> _WORK INSTRUCTION_
Pick out the lines below that include the string "Static".

> _DATA SUPPLIED_
+-------+

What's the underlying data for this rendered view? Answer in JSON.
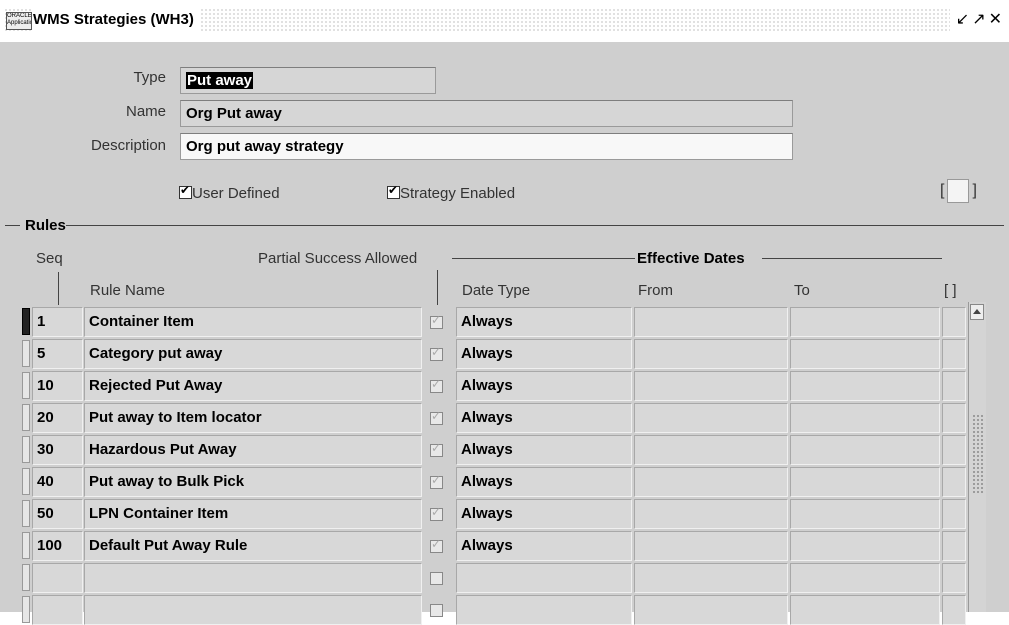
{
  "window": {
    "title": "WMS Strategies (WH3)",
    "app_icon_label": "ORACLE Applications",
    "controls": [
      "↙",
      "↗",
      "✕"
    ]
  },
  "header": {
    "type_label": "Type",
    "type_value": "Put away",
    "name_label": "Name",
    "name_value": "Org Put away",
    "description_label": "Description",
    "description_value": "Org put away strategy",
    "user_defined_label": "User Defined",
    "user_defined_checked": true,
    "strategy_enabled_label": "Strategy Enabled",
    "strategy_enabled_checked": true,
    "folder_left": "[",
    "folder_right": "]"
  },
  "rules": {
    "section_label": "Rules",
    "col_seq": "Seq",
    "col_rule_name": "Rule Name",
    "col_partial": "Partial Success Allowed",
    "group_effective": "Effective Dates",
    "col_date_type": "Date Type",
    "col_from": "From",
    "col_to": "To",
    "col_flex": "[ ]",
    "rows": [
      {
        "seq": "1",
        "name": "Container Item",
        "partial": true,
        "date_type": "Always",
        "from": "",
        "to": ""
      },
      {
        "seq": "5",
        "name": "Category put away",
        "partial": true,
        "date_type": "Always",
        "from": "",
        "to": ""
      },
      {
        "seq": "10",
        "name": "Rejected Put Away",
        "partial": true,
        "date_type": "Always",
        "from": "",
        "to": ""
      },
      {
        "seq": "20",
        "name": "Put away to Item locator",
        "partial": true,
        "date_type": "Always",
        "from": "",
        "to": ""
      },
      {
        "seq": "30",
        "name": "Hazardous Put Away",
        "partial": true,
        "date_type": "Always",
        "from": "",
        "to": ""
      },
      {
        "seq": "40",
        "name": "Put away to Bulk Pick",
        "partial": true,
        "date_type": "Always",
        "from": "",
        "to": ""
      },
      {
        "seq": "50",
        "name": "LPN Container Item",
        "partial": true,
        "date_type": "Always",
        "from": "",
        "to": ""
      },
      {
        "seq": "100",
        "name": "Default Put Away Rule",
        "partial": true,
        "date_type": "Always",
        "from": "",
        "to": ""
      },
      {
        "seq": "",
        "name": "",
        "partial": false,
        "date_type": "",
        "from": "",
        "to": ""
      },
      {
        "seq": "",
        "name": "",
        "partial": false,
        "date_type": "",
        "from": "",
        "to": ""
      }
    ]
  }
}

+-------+

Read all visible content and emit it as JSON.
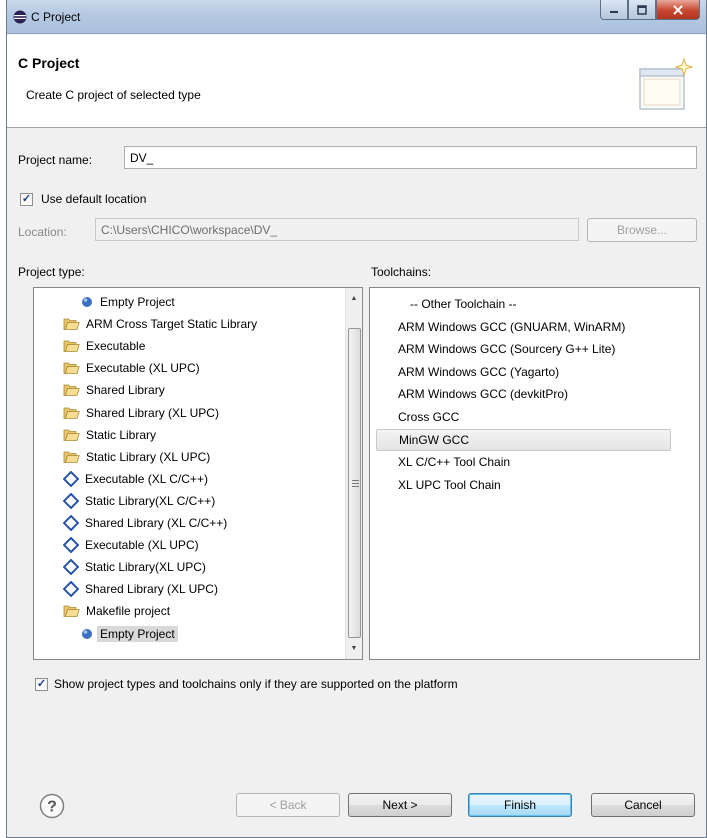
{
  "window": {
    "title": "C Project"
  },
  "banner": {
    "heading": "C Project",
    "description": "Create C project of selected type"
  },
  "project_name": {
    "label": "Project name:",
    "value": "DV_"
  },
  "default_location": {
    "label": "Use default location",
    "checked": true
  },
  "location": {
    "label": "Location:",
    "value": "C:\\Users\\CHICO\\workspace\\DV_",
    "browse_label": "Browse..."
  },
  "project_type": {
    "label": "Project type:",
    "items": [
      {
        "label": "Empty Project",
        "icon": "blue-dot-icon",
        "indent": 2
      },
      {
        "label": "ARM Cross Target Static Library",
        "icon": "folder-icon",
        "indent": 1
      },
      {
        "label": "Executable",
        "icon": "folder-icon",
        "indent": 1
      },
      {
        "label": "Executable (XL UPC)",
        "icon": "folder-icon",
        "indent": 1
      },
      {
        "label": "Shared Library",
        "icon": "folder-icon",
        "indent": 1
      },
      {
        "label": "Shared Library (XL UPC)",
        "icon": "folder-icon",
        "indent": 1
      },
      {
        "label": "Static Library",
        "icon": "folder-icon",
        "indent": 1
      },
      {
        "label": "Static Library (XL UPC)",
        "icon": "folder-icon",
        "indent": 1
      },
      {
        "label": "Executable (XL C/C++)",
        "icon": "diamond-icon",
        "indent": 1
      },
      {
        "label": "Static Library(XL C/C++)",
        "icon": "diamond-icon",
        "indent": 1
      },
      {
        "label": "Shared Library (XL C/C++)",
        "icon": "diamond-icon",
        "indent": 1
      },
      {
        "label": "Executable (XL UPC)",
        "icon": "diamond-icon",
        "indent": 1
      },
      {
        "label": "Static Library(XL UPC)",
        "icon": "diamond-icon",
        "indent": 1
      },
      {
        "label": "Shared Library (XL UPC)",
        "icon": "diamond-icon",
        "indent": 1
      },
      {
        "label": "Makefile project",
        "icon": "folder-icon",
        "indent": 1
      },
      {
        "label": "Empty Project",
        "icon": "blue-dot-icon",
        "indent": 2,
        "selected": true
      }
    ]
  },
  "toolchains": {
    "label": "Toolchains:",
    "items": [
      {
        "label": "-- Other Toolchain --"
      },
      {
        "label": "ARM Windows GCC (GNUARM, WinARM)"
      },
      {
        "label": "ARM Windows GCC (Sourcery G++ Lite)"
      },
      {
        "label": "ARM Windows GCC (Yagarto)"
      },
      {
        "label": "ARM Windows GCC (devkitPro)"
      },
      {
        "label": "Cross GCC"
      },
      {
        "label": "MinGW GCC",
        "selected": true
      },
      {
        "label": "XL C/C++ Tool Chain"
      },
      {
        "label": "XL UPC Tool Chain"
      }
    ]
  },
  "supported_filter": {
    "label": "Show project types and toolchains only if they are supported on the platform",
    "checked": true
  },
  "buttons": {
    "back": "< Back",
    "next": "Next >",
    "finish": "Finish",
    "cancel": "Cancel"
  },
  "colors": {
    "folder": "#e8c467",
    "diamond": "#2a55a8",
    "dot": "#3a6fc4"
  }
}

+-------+

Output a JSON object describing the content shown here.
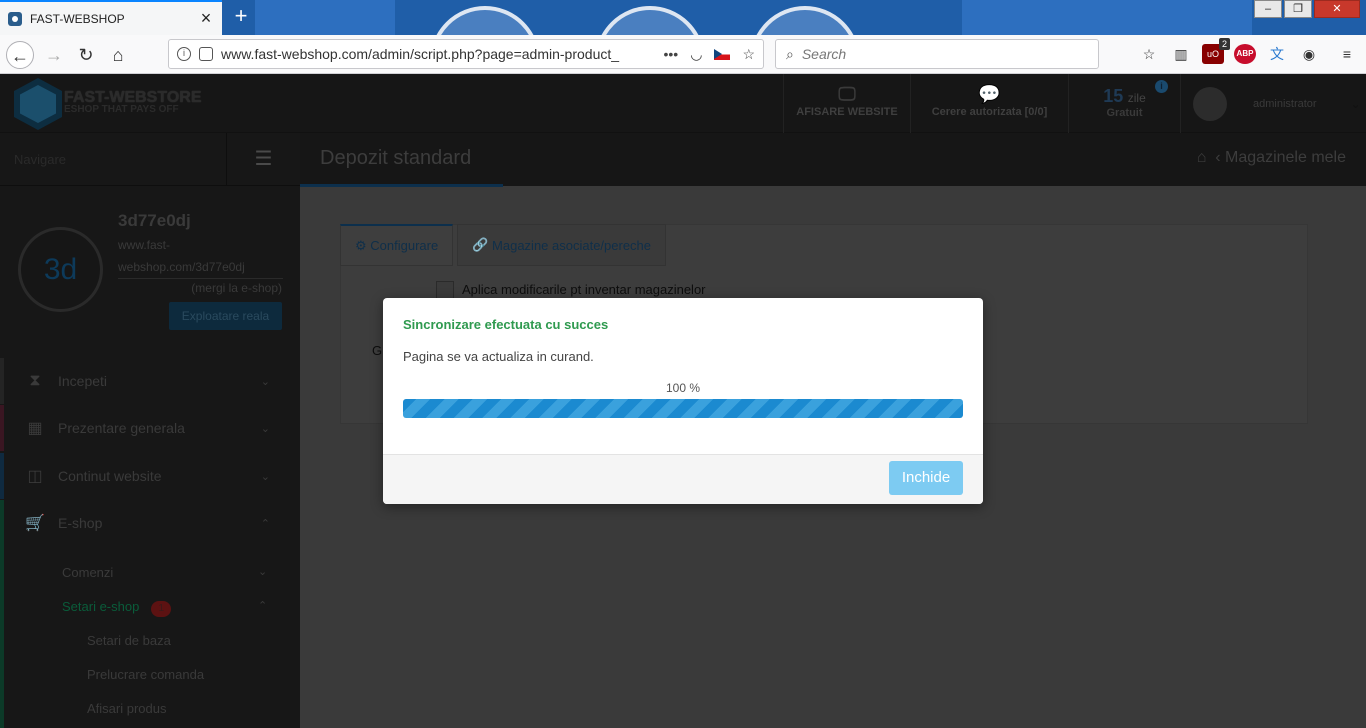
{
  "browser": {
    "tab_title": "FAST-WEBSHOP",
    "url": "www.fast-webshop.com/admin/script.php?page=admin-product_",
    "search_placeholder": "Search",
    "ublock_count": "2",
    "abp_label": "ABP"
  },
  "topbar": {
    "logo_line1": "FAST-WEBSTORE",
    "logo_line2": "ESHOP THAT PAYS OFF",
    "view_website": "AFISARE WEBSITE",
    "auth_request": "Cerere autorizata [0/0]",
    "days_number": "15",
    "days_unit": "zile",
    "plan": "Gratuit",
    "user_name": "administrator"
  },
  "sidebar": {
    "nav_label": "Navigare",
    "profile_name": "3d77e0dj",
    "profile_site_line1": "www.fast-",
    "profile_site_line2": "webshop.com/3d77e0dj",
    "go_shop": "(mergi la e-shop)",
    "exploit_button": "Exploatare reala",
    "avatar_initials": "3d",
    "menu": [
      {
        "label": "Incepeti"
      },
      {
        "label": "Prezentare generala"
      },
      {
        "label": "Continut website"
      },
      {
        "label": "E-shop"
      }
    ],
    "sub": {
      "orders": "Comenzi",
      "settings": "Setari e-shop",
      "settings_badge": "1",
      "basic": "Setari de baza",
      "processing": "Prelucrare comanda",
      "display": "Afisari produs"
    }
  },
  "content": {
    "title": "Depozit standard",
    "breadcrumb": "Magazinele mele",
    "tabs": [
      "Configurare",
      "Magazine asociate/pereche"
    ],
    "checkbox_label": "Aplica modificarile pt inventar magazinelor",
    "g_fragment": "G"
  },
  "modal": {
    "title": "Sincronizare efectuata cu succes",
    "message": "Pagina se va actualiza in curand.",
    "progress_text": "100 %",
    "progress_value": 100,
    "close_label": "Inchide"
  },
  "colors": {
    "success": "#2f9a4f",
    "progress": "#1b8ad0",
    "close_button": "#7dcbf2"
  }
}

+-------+

> _SOLVED EXERCISE_
        "label": "ARM Cross Target Static Library",
        "label": "Static Library",
        "label": "Static Library (XL UPC)",
        "label": "Static Library(XL C/C++)",
        "label": "Static Library(XL UPC)",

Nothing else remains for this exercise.